Obama campaign gets organized in New Jersey

New Jersey may look like deep Hillary Clinton territory, but the Barack Obama campaign says it’s starting to lay groundwork here.

National Campaign Manager David Plouffe and newly named New Jersey State Director Mark Alexander held a conference call today to announce the creation of a campaign office in West Orange, which will open next week, and the transfer and hiring of new staff.

Although some Democrats thought that Obama’s decision not to show up to last months Democratic State Convention last month indicated that he was writing the state off, his campaign reminded reporters that he will attend a large, low-dollar fundraising event in Newark on Monday with Mayor Cory Booker.
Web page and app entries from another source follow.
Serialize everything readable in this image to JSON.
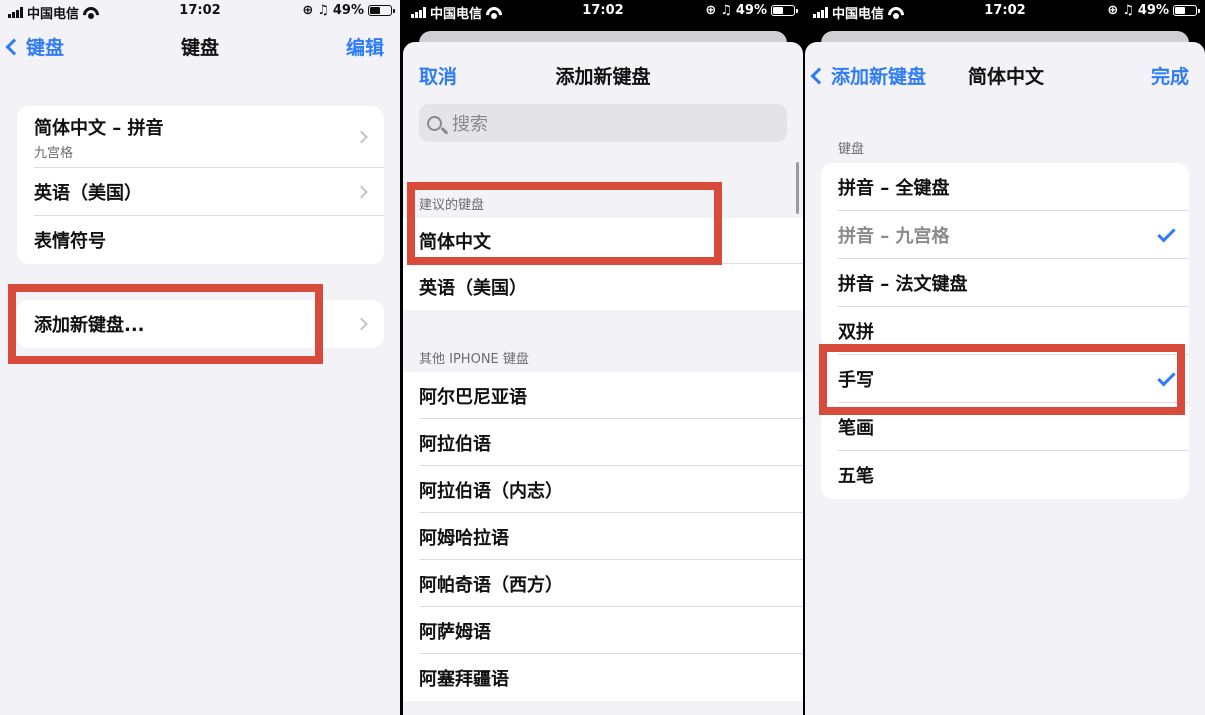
{
  "status": {
    "carrier": "中国电信",
    "time": "17:02",
    "battery": "49%"
  },
  "screen1": {
    "back_label": "键盘",
    "title": "键盘",
    "action": "编辑",
    "keyboards": [
      {
        "label": "简体中文 – 拼音",
        "sublabel": "九宫格"
      },
      {
        "label": "英语（美国）"
      },
      {
        "label": "表情符号"
      }
    ],
    "add_label": "添加新键盘..."
  },
  "screen2": {
    "cancel_label": "取消",
    "title": "添加新键盘",
    "search_placeholder": "搜索",
    "suggested_header": "建议的键盘",
    "suggested": [
      "简体中文",
      "英语（美国）"
    ],
    "other_header": "其他 IPHONE 键盘",
    "others": [
      "阿尔巴尼亚语",
      "阿拉伯语",
      "阿拉伯语（内志）",
      "阿姆哈拉语",
      "阿帕奇语（西方）",
      "阿萨姆语",
      "阿塞拜疆语"
    ]
  },
  "screen3": {
    "back_label": "添加新键盘",
    "title": "简体中文",
    "done_label": "完成",
    "section_header": "键盘",
    "options": [
      {
        "label": "拼音 – 全键盘",
        "checked": false
      },
      {
        "label": "拼音 – 九宫格",
        "checked": true,
        "disabled": true
      },
      {
        "label": "拼音 – 法文键盘",
        "checked": false
      },
      {
        "label": "双拼",
        "checked": false
      },
      {
        "label": "手写",
        "checked": true
      },
      {
        "label": "笔画",
        "checked": false
      },
      {
        "label": "五笔",
        "checked": false
      }
    ]
  },
  "colors": {
    "accent": "#2f7cf6",
    "highlight": "#d84a3a",
    "background": "#f2f2f7"
  }
}
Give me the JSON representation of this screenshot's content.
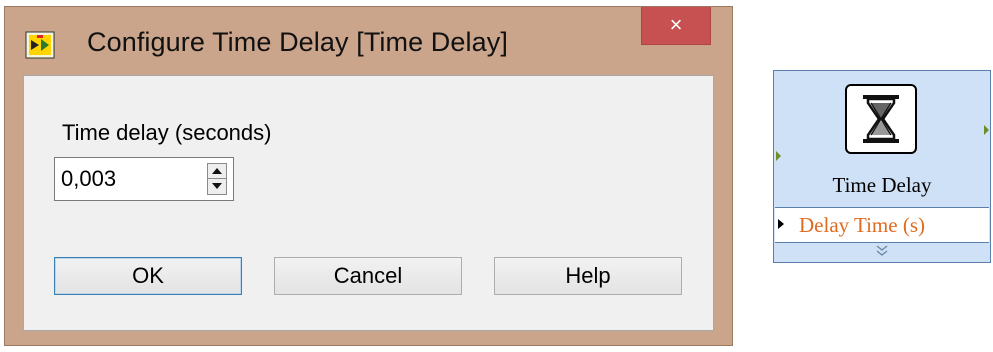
{
  "dialog": {
    "title": "Configure Time Delay [Time Delay]",
    "close_glyph": "×",
    "field_label": "Time delay (seconds)",
    "field_value": "0,003",
    "buttons": {
      "ok": "OK",
      "cancel": "Cancel",
      "help": "Help"
    }
  },
  "node": {
    "name": "Time Delay",
    "param_label": "Delay Time (s)",
    "icon": "hourglass-icon",
    "expand_icon": "double-chevron-down-icon"
  },
  "colors": {
    "titlebar": "#caa58b",
    "close_button": "#c75050",
    "node_background": "#cfe1f7",
    "param_text": "#e06b1f",
    "terminal": "#6c8f2a"
  }
}
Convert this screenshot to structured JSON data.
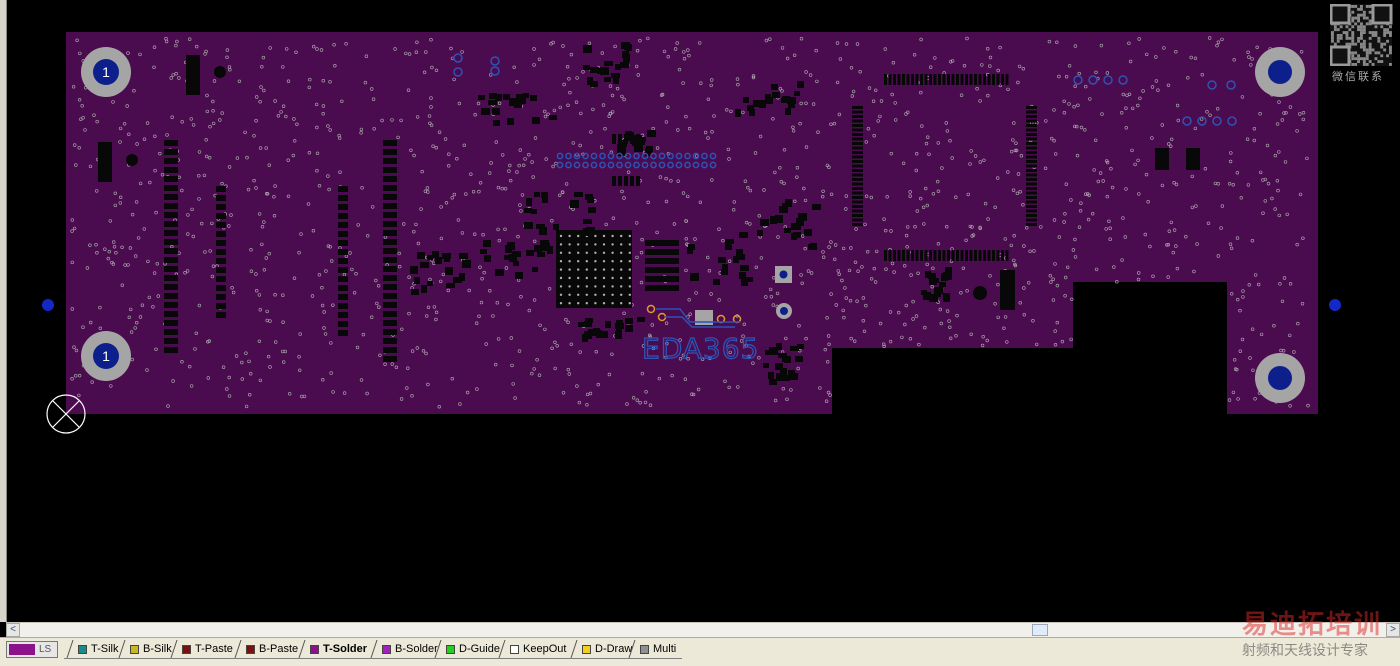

The event, called “The Countdown for Change,” will be held in the New Jersey Performing Arts Center, where general admission will be $25 for adults and $15 for students.

Obama, his staff said, has been spending more time focusing on early primary states. Strong performances there, they said, will help him build momentum in Clinton-leaning states like New Jersey.

“We’re going to develop momentum out of Iowa and New Hampshire, marry that to the organization we build in New Jersey and we’ll be highly competitive in the state,” said Alexander.

Obama is closer to Clinton in Iowa than here in New Jersey. A De Moines Register poll from earlier this month put him at 22%, compared to John Edwards’s 23% and Clinton’s 29%. The gap is wider in New Hampshire, where a recent Marist College Institute for Public Opinonn poll showed Obama trailing Clinton by 21%. A recent Quinnipiac poll of New Jersey voters has Obama trailing Clinton by 31%.

But Alexander said that he’s not convinced that the New Jersey polls are accurate given Clinton’s attention in the New York media market, which is shared by northern New Jersey. Also, Alexander said, New Jersey has its own election coming up in a few weeks.

"I think that skews it….I’m not saying we would be up in the poll, but I’m not sure a 30 point gap is an accurate indication of where things stand," said Alexander.

Obama campaign gets organized in New Jersey